Show the lines below where "name" occurs.

►

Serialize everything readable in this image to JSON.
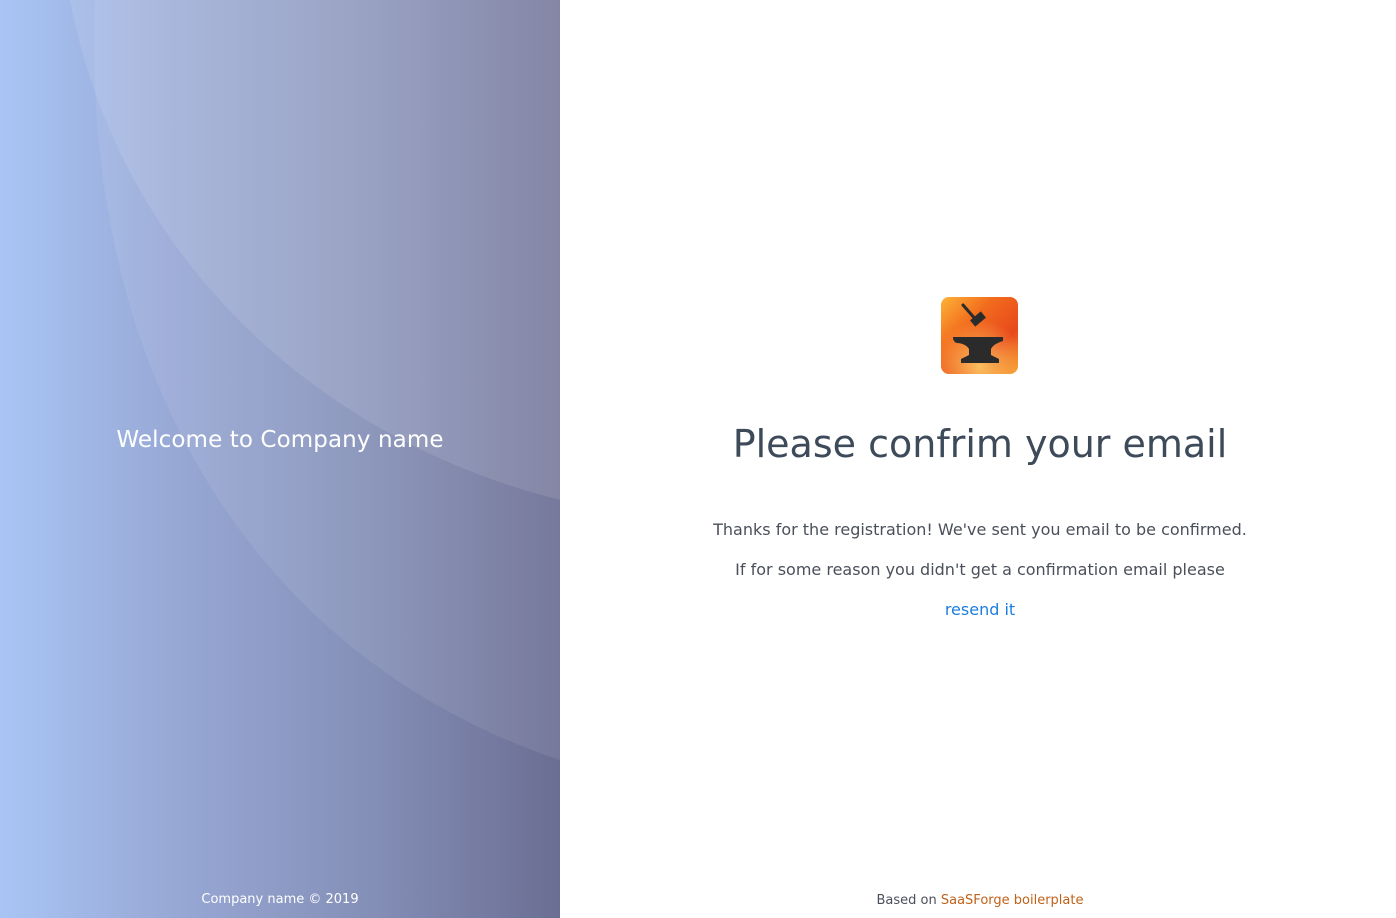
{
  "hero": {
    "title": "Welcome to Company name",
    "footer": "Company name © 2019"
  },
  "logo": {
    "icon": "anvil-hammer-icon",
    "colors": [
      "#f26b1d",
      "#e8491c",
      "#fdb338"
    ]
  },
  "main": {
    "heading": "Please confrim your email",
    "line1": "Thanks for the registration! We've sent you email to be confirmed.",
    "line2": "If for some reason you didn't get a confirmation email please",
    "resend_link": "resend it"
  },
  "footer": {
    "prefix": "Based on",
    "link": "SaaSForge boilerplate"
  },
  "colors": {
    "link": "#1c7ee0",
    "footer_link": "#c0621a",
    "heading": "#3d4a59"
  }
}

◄

_Response area_
    "title": "Welcome to Company name",
    "footer": "Company name © 2019"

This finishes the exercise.